Dataset rows for apps and sites:
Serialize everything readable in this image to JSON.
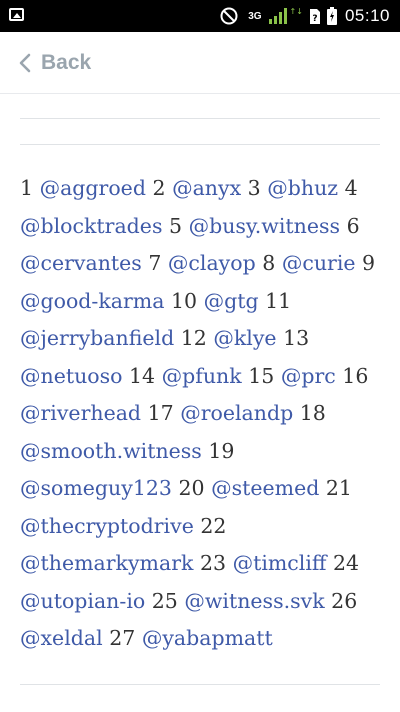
{
  "status_bar": {
    "network": "3G",
    "time": "05:10",
    "icons": [
      "gallery-icon",
      "do-not-disturb-icon",
      "signal-icon",
      "sim-icon",
      "battery-icon"
    ]
  },
  "nav": {
    "back_label": "Back",
    "back_icon": "chevron-left-icon"
  },
  "witnesses": [
    {
      "rank": "1",
      "handle": "@aggroed"
    },
    {
      "rank": "2",
      "handle": "@anyx"
    },
    {
      "rank": "3",
      "handle": "@bhuz"
    },
    {
      "rank": "4",
      "handle": "@blocktrades"
    },
    {
      "rank": "5",
      "handle": "@busy.witness"
    },
    {
      "rank": "6",
      "handle": "@cervantes"
    },
    {
      "rank": "7",
      "handle": "@clayop"
    },
    {
      "rank": "8",
      "handle": "@curie"
    },
    {
      "rank": "9",
      "handle": "@good-karma"
    },
    {
      "rank": "10",
      "handle": "@gtg"
    },
    {
      "rank": "11",
      "handle": "@jerrybanfield"
    },
    {
      "rank": "12",
      "handle": "@klye"
    },
    {
      "rank": "13",
      "handle": "@netuoso"
    },
    {
      "rank": "14",
      "handle": "@pfunk"
    },
    {
      "rank": "15",
      "handle": "@prc"
    },
    {
      "rank": "16",
      "handle": "@riverhead"
    },
    {
      "rank": "17",
      "handle": "@roelandp"
    },
    {
      "rank": "18",
      "handle": "@smooth.witness"
    },
    {
      "rank": "19",
      "handle": "@someguy123"
    },
    {
      "rank": "20",
      "handle": "@steemed"
    },
    {
      "rank": "21",
      "handle": "@thecryptodrive"
    },
    {
      "rank": "22",
      "handle": "@themarkymark"
    },
    {
      "rank": "23",
      "handle": "@timcliff"
    },
    {
      "rank": "24",
      "handle": "@utopian-io"
    },
    {
      "rank": "25",
      "handle": "@witness.svk"
    },
    {
      "rank": "26",
      "handle": "@xeldal"
    },
    {
      "rank": "27",
      "handle": "@yabapmatt"
    }
  ],
  "colors": {
    "link": "#3f5aa8",
    "text": "#333333",
    "back": "#9aa5ae",
    "divider": "#e0e3e6"
  }
}
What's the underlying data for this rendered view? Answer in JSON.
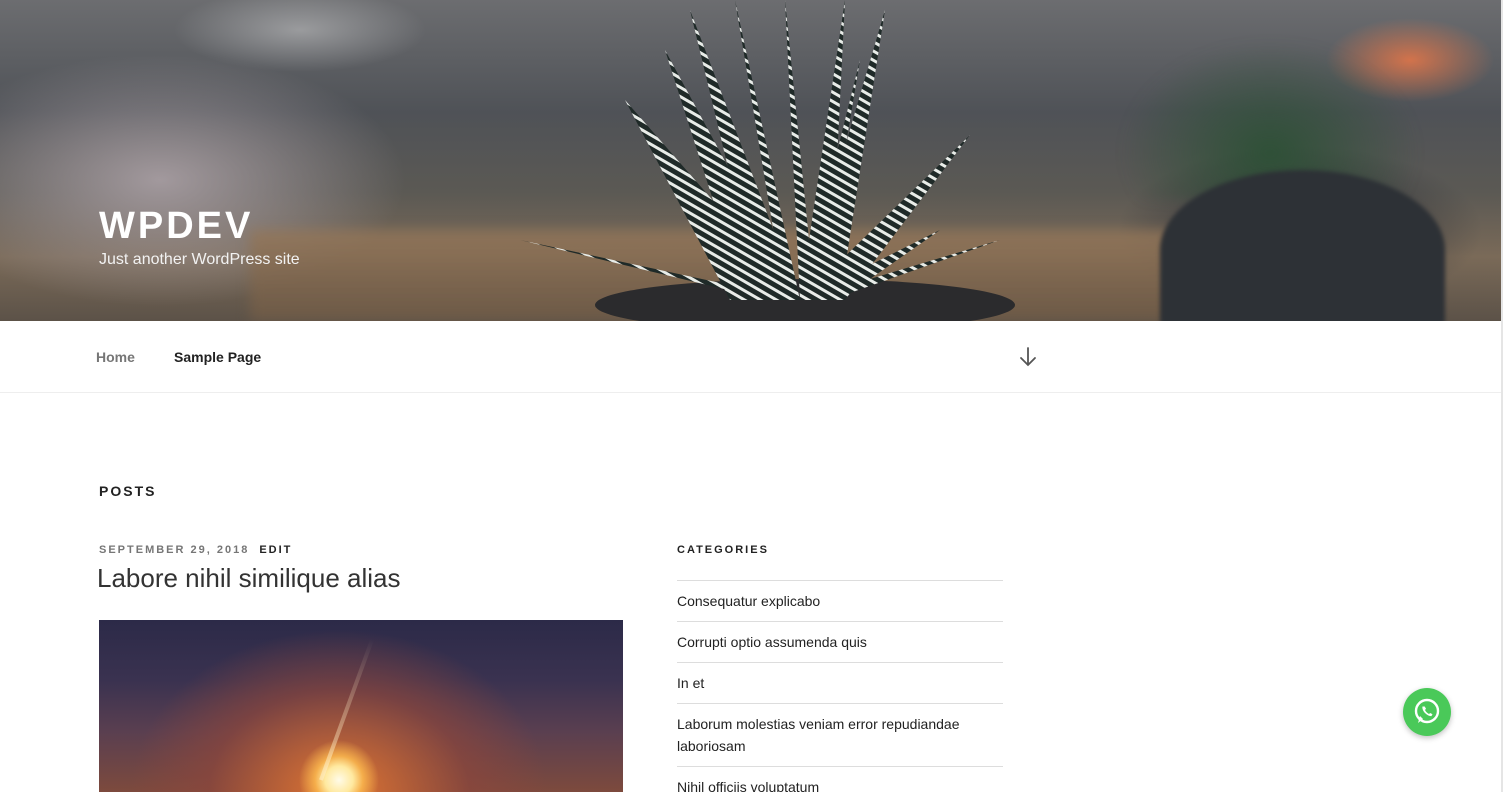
{
  "header": {
    "site_title": "WPDEV",
    "site_description": "Just another WordPress site"
  },
  "nav": {
    "items": [
      {
        "label": "Home"
      },
      {
        "label": "Sample Page"
      }
    ],
    "scroll_icon": "arrow-down-icon"
  },
  "main": {
    "heading": "POSTS",
    "post": {
      "date": "SEPTEMBER 29, 2018",
      "edit_label": "EDIT",
      "title": "Labore nihil similique alias"
    }
  },
  "sidebar": {
    "categories_title": "CATEGORIES",
    "categories": [
      {
        "label": "Consequatur explicabo"
      },
      {
        "label": "Corrupti optio assumenda quis"
      },
      {
        "label": "In et"
      },
      {
        "label": "Laborum molestias veniam error repudiandae laboriosam"
      },
      {
        "label": "Nihil officiis voluptatum"
      }
    ]
  },
  "floating": {
    "whatsapp_icon": "whatsapp-icon",
    "whatsapp_color": "#4ac959"
  }
}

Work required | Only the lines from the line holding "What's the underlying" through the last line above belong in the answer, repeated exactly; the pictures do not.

Answer space |
What's the underlying data for this rendered view? Answer in JSON.
{
  "header": {
    "site_title": "WPDEV",
    "site_description": "Just another WordPress site"
  },
  "nav": {
    "items": [
      {
        "label": "Home"
      },
      {
        "label": "Sample Page"
      }
    ],
    "scroll_icon": "arrow-down-icon"
  },
  "main": {
    "heading": "POSTS",
    "post": {
      "date": "SEPTEMBER 29, 2018",
      "edit_label": "EDIT",
      "title": "Labore nihil similique alias"
    }
  },
  "sidebar": {
    "categories_title": "CATEGORIES",
    "categories": [
      {
        "label": "Consequatur explicabo"
      },
      {
        "label": "Corrupti optio assumenda quis"
      },
      {
        "label": "In et"
      },
      {
        "label": "Laborum molestias veniam error repudiandae laboriosam"
      },
      {
        "label": "Nihil officiis voluptatum"
      }
    ]
  },
  "floating": {
    "whatsapp_icon": "whatsapp-icon",
    "whatsapp_color": "#4ac959"
  }
}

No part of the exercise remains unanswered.